■ **What to work on**
Your answer should consist of the lines below that hold the word "openwebcontainer".
***** Listed records *****
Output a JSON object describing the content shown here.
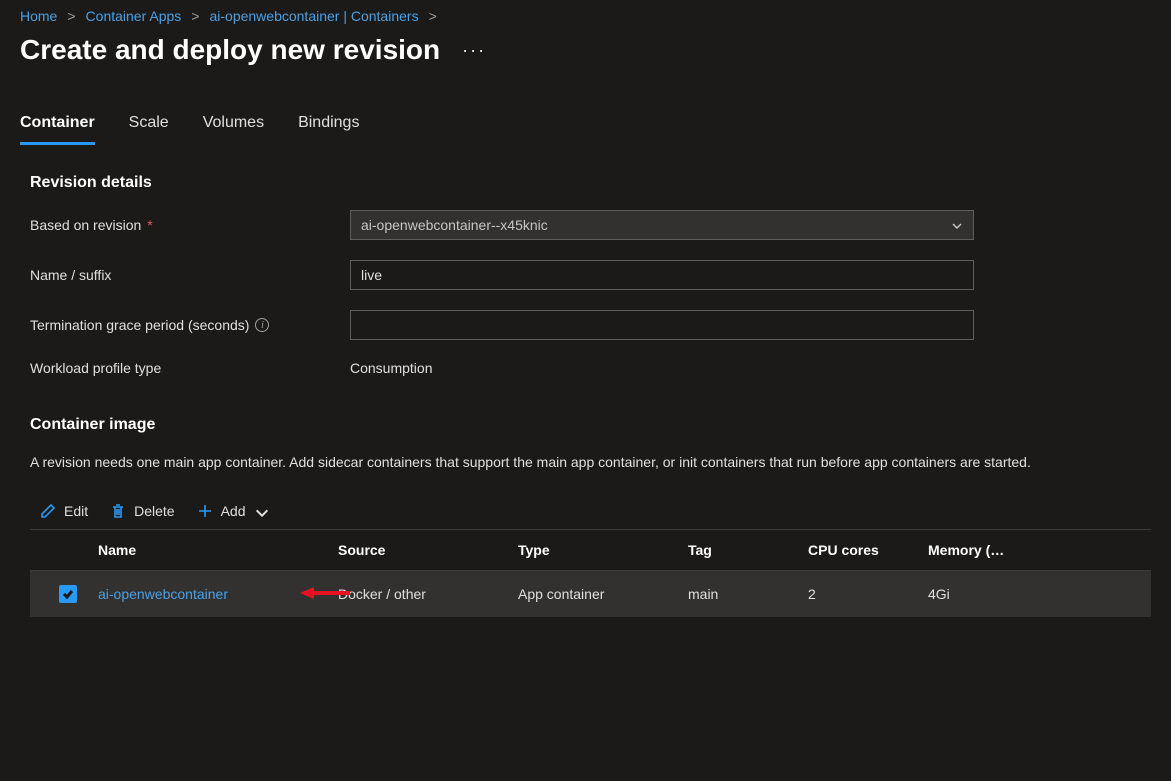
{
  "breadcrumb": {
    "items": [
      "Home",
      "Container Apps",
      "ai-openwebcontainer | Containers"
    ]
  },
  "page": {
    "title": "Create and deploy new revision"
  },
  "tabs": {
    "items": [
      {
        "label": "Container",
        "active": true
      },
      {
        "label": "Scale",
        "active": false
      },
      {
        "label": "Volumes",
        "active": false
      },
      {
        "label": "Bindings",
        "active": false
      }
    ]
  },
  "revision_details": {
    "heading": "Revision details",
    "labels": {
      "based_on": "Based on revision",
      "name_suffix": "Name / suffix",
      "term_grace": "Termination grace period (seconds)",
      "workload": "Workload profile type"
    },
    "values": {
      "based_on_selected": "ai-openwebcontainer--x45knic",
      "name_suffix": "live",
      "term_grace": "",
      "workload": "Consumption"
    }
  },
  "container_image": {
    "heading": "Container image",
    "description": "A revision needs one main app container. Add sidecar containers that support the main app container, or init containers that run before app containers are started."
  },
  "toolbar": {
    "edit": "Edit",
    "delete": "Delete",
    "add": "Add"
  },
  "table": {
    "headers": {
      "name": "Name",
      "source": "Source",
      "type": "Type",
      "tag": "Tag",
      "cpu": "CPU cores",
      "memory": "Memory (…"
    },
    "rows": [
      {
        "checked": true,
        "name": "ai-openwebcontainer",
        "source": "Docker / other",
        "type": "App container",
        "tag": "main",
        "cpu": "2",
        "memory": "4Gi"
      }
    ]
  }
}
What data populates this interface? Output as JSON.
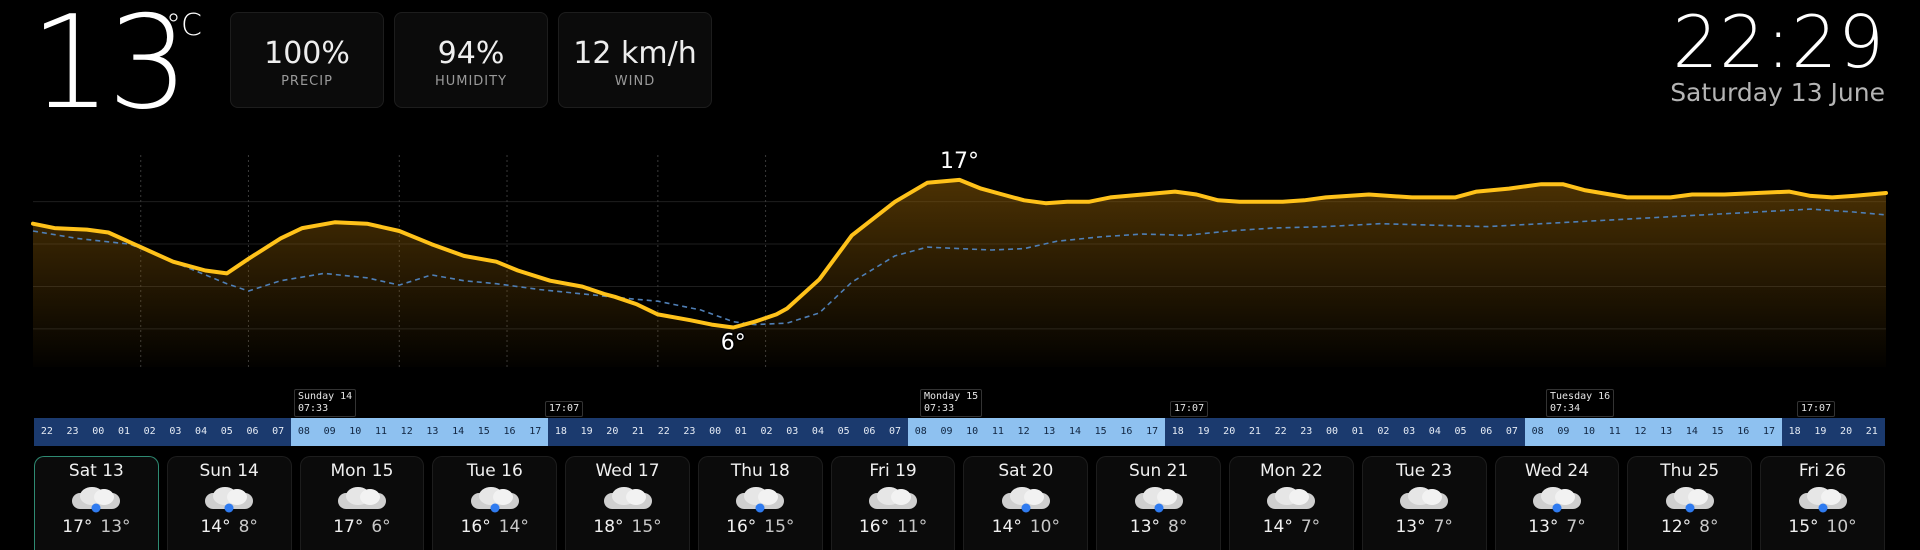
{
  "current": {
    "temperature": "13",
    "unit": "°C"
  },
  "stats": [
    {
      "value": "100%",
      "label": "PRECIP"
    },
    {
      "value": "94%",
      "label": "HUMIDITY"
    },
    {
      "value": "12 km/h",
      "label": "WIND"
    }
  ],
  "clock": {
    "time": "22:29",
    "date": "Saturday 13 June"
  },
  "chart": {
    "max_label": "17°",
    "min_label": "6°",
    "colors": {
      "temp": "#ffc21a",
      "feels": "#4f7fb6",
      "fill": "#8a5a06"
    }
  },
  "chart_data": {
    "type": "line",
    "x_unit": "hours from 22:00 Sat 13",
    "series": [
      {
        "name": "temperature",
        "x": [
          0,
          2,
          5,
          7,
          10,
          13,
          16,
          18,
          20,
          23,
          25,
          28,
          31,
          34,
          37,
          40,
          43,
          45,
          48,
          51,
          53,
          54,
          56,
          58,
          61,
          63,
          65,
          67,
          69,
          70,
          73,
          76,
          80,
          83,
          86,
          88,
          90,
          92,
          94,
          96,
          98,
          100,
          103,
          106,
          108,
          110,
          112,
          114,
          116,
          118,
          120,
          124,
          128,
          132,
          134,
          137,
          140,
          142,
          144,
          148,
          150,
          152,
          154,
          157,
          160,
          163,
          165,
          167,
          169,
          172
        ],
        "y": [
          13.8,
          13.5,
          13.4,
          13.2,
          12.2,
          11.2,
          10.6,
          10.4,
          11.4,
          12.8,
          13.5,
          13.9,
          13.8,
          13.3,
          12.4,
          11.6,
          11.2,
          10.6,
          9.9,
          9.5,
          9.0,
          8.8,
          8.3,
          7.6,
          7.2,
          6.9,
          6.7,
          7.1,
          7.6,
          8.0,
          10.0,
          13.0,
          15.3,
          16.6,
          16.8,
          16.2,
          15.8,
          15.4,
          15.2,
          15.3,
          15.3,
          15.6,
          15.8,
          16.0,
          15.8,
          15.4,
          15.3,
          15.3,
          15.3,
          15.4,
          15.6,
          15.8,
          15.6,
          15.6,
          16.0,
          16.2,
          16.5,
          16.5,
          16.1,
          15.6,
          15.6,
          15.6,
          15.8,
          15.8,
          15.9,
          16.0,
          15.7,
          15.6,
          15.7,
          15.9
        ]
      },
      {
        "name": "feels like",
        "x": [
          0,
          4,
          9,
          14,
          18,
          20,
          23,
          27,
          31,
          34,
          37,
          40,
          43,
          47,
          51,
          55,
          58,
          62,
          65,
          67,
          70,
          73,
          76,
          80,
          83,
          86,
          89,
          92,
          95,
          99,
          103,
          107,
          111,
          115,
          120,
          125,
          130,
          135,
          140,
          145,
          150,
          155,
          160,
          165,
          169,
          172
        ],
        "y": [
          13.3,
          12.8,
          12.4,
          10.9,
          9.7,
          9.2,
          9.9,
          10.4,
          10.1,
          9.6,
          10.3,
          9.9,
          9.7,
          9.3,
          9.0,
          8.7,
          8.5,
          7.9,
          7.1,
          6.9,
          7.0,
          7.7,
          9.8,
          11.6,
          12.2,
          12.1,
          12.0,
          12.1,
          12.6,
          12.9,
          13.1,
          13.0,
          13.3,
          13.5,
          13.6,
          13.8,
          13.7,
          13.6,
          13.8,
          14.0,
          14.2,
          14.4,
          14.6,
          14.8,
          14.6,
          14.4
        ]
      }
    ],
    "annotations": [
      {
        "text": "17°",
        "x": 86,
        "y": 16.8
      },
      {
        "text": "6°",
        "x": 65,
        "y": 6.7
      }
    ],
    "grid": true
  },
  "sun_times": [
    {
      "day": "Sunday 14",
      "sunrise": "07:33",
      "sunset": "17:07"
    },
    {
      "day": "Monday 15",
      "sunrise": "07:33",
      "sunset": "17:07"
    },
    {
      "day": "Tuesday 16",
      "sunrise": "07:34",
      "sunset": "17:07"
    }
  ],
  "hours": [
    "22",
    "23",
    "00",
    "01",
    "02",
    "03",
    "04",
    "05",
    "06",
    "07",
    "08",
    "09",
    "10",
    "11",
    "12",
    "13",
    "14",
    "15",
    "16",
    "17",
    "18",
    "19",
    "20",
    "21",
    "22",
    "23",
    "00",
    "01",
    "02",
    "03",
    "04",
    "05",
    "06",
    "07",
    "08",
    "09",
    "10",
    "11",
    "12",
    "13",
    "14",
    "15",
    "16",
    "17",
    "18",
    "19",
    "20",
    "21",
    "22",
    "23",
    "00",
    "01",
    "02",
    "03",
    "04",
    "05",
    "06",
    "07",
    "08",
    "09",
    "10",
    "11",
    "12",
    "13",
    "14",
    "15",
    "16",
    "17",
    "18",
    "19",
    "20",
    "21"
  ],
  "daylight_hours": [
    "08",
    "09",
    "10",
    "11",
    "12",
    "13",
    "14",
    "15",
    "16",
    "17"
  ],
  "forecast": [
    {
      "name": "Sat 13",
      "hi": "17°",
      "lo": "13°",
      "rain": true
    },
    {
      "name": "Sun 14",
      "hi": "14°",
      "lo": "8°",
      "rain": true
    },
    {
      "name": "Mon 15",
      "hi": "17°",
      "lo": "6°",
      "rain": false
    },
    {
      "name": "Tue 16",
      "hi": "16°",
      "lo": "14°",
      "rain": true
    },
    {
      "name": "Wed 17",
      "hi": "18°",
      "lo": "15°",
      "rain": false
    },
    {
      "name": "Thu 18",
      "hi": "16°",
      "lo": "15°",
      "rain": true
    },
    {
      "name": "Fri 19",
      "hi": "16°",
      "lo": "11°",
      "rain": false
    },
    {
      "name": "Sat 20",
      "hi": "14°",
      "lo": "10°",
      "rain": true
    },
    {
      "name": "Sun 21",
      "hi": "13°",
      "lo": "8°",
      "rain": true
    },
    {
      "name": "Mon 22",
      "hi": "14°",
      "lo": "7°",
      "rain": false
    },
    {
      "name": "Tue 23",
      "hi": "13°",
      "lo": "7°",
      "rain": false
    },
    {
      "name": "Wed 24",
      "hi": "13°",
      "lo": "7°",
      "rain": true
    },
    {
      "name": "Thu 25",
      "hi": "12°",
      "lo": "8°",
      "rain": true
    },
    {
      "name": "Fri 26",
      "hi": "15°",
      "lo": "10°",
      "rain": true
    }
  ]
}
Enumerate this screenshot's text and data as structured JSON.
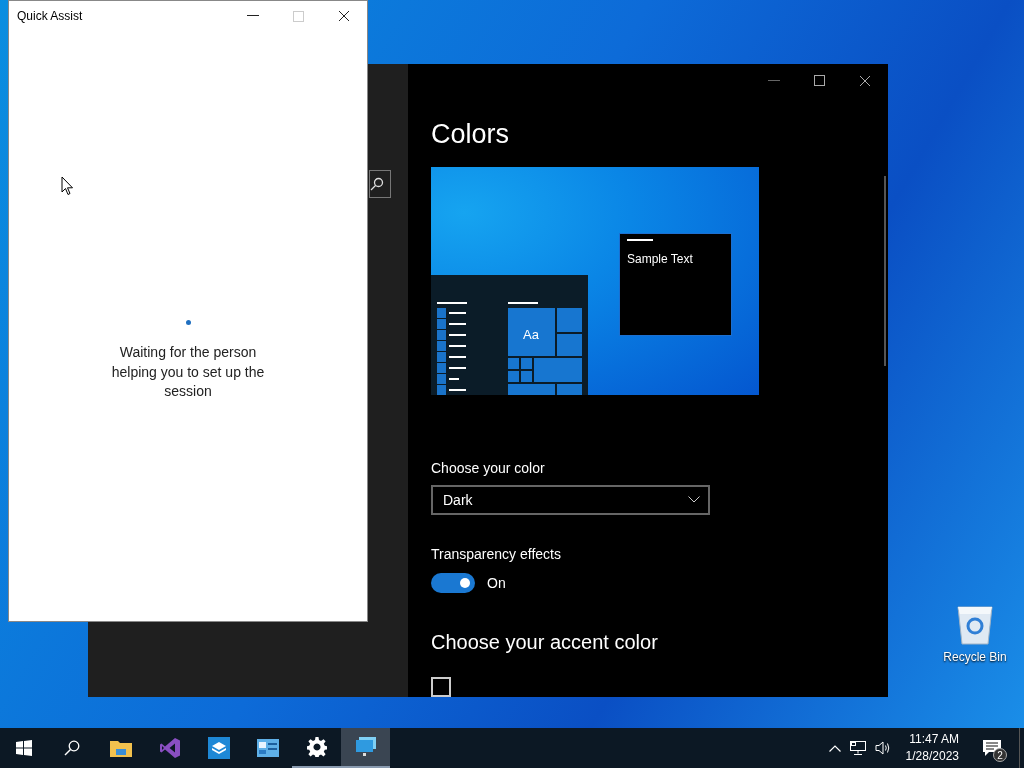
{
  "quick_assist": {
    "title": "Quick Assist",
    "status": "Waiting for the person helping you to set up the session"
  },
  "settings": {
    "page_title": "Colors",
    "preview": {
      "sample_text": "Sample Text",
      "tile_label": "Aa"
    },
    "color_label": "Choose your color",
    "color_dropdown": {
      "value": "Dark"
    },
    "transparency": {
      "label": "Transparency effects",
      "on": true,
      "state_text": "On"
    },
    "accent_heading": "Choose your accent color",
    "auto_accent": {
      "checked": false
    }
  },
  "desktop_icons": [
    {
      "label": "Recycle Bin"
    }
  ],
  "taskbar": {
    "apps": [
      {
        "kind": "explorer",
        "running": false,
        "active": false
      },
      {
        "kind": "studio",
        "running": false,
        "active": false
      },
      {
        "kind": "sandbox",
        "running": false,
        "active": false
      },
      {
        "kind": "panel",
        "running": false,
        "active": false
      },
      {
        "kind": "settings",
        "running": true,
        "active": false
      },
      {
        "kind": "remote",
        "running": true,
        "active": true
      }
    ],
    "time": "11:47 AM",
    "date": "1/28/2023",
    "notification_count": "2"
  }
}
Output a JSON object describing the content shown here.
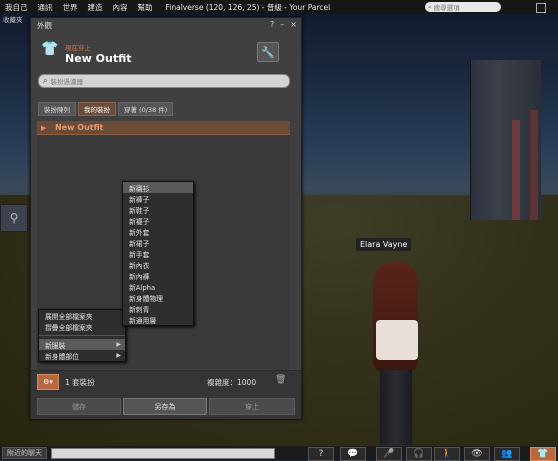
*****
■ **Response to the task**
      "ai-openwebcontainer | Containers"
      "based_on_selected": "ai-openwebcontainer--x45knic",
        "name": "ai-openwebcontainer",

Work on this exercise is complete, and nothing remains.